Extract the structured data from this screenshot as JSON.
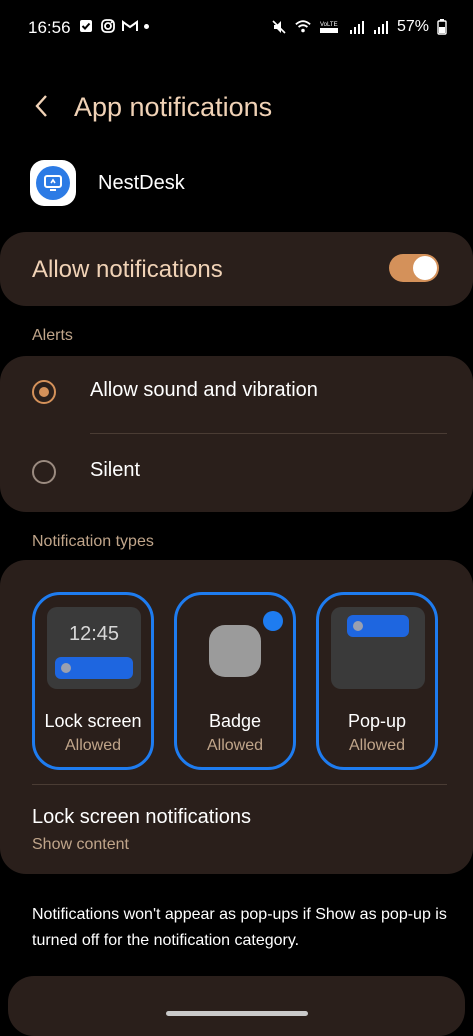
{
  "status_bar": {
    "time": "16:56",
    "battery": "57%"
  },
  "header": {
    "title": "App notifications"
  },
  "app": {
    "name": "NestDesk"
  },
  "allow_notifications": {
    "label": "Allow notifications",
    "enabled": true
  },
  "alerts": {
    "section_label": "Alerts",
    "options": [
      {
        "label": "Allow sound and vibration",
        "selected": true
      },
      {
        "label": "Silent",
        "selected": false
      }
    ]
  },
  "notification_types": {
    "section_label": "Notification types",
    "items": [
      {
        "name": "Lock screen",
        "status": "Allowed",
        "preview_time": "12:45"
      },
      {
        "name": "Badge",
        "status": "Allowed"
      },
      {
        "name": "Pop-up",
        "status": "Allowed"
      }
    ],
    "lock_screen_notifications": {
      "title": "Lock screen notifications",
      "value": "Show content"
    }
  },
  "footer_note": "Notifications won't appear as pop-ups if Show as pop-up is turned off for the notification category.",
  "colors": {
    "accent": "#d4915a",
    "title_text": "#f0d2b6",
    "card_bg": "#2a1f1b",
    "selection_blue": "#1e7cf0"
  }
}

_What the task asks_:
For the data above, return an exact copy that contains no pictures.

_Your response_:
Extract the structured data from this screenshot as JSON.
{
  "status_bar": {
    "time": "16:56",
    "battery": "57%"
  },
  "header": {
    "title": "App notifications"
  },
  "app": {
    "name": "NestDesk"
  },
  "allow_notifications": {
    "label": "Allow notifications",
    "enabled": true
  },
  "alerts": {
    "section_label": "Alerts",
    "options": [
      {
        "label": "Allow sound and vibration",
        "selected": true
      },
      {
        "label": "Silent",
        "selected": false
      }
    ]
  },
  "notification_types": {
    "section_label": "Notification types",
    "items": [
      {
        "name": "Lock screen",
        "status": "Allowed",
        "preview_time": "12:45"
      },
      {
        "name": "Badge",
        "status": "Allowed"
      },
      {
        "name": "Pop-up",
        "status": "Allowed"
      }
    ],
    "lock_screen_notifications": {
      "title": "Lock screen notifications",
      "value": "Show content"
    }
  },
  "footer_note": "Notifications won't appear as pop-ups if Show as pop-up is turned off for the notification category.",
  "colors": {
    "accent": "#d4915a",
    "title_text": "#f0d2b6",
    "card_bg": "#2a1f1b",
    "selection_blue": "#1e7cf0"
  }
}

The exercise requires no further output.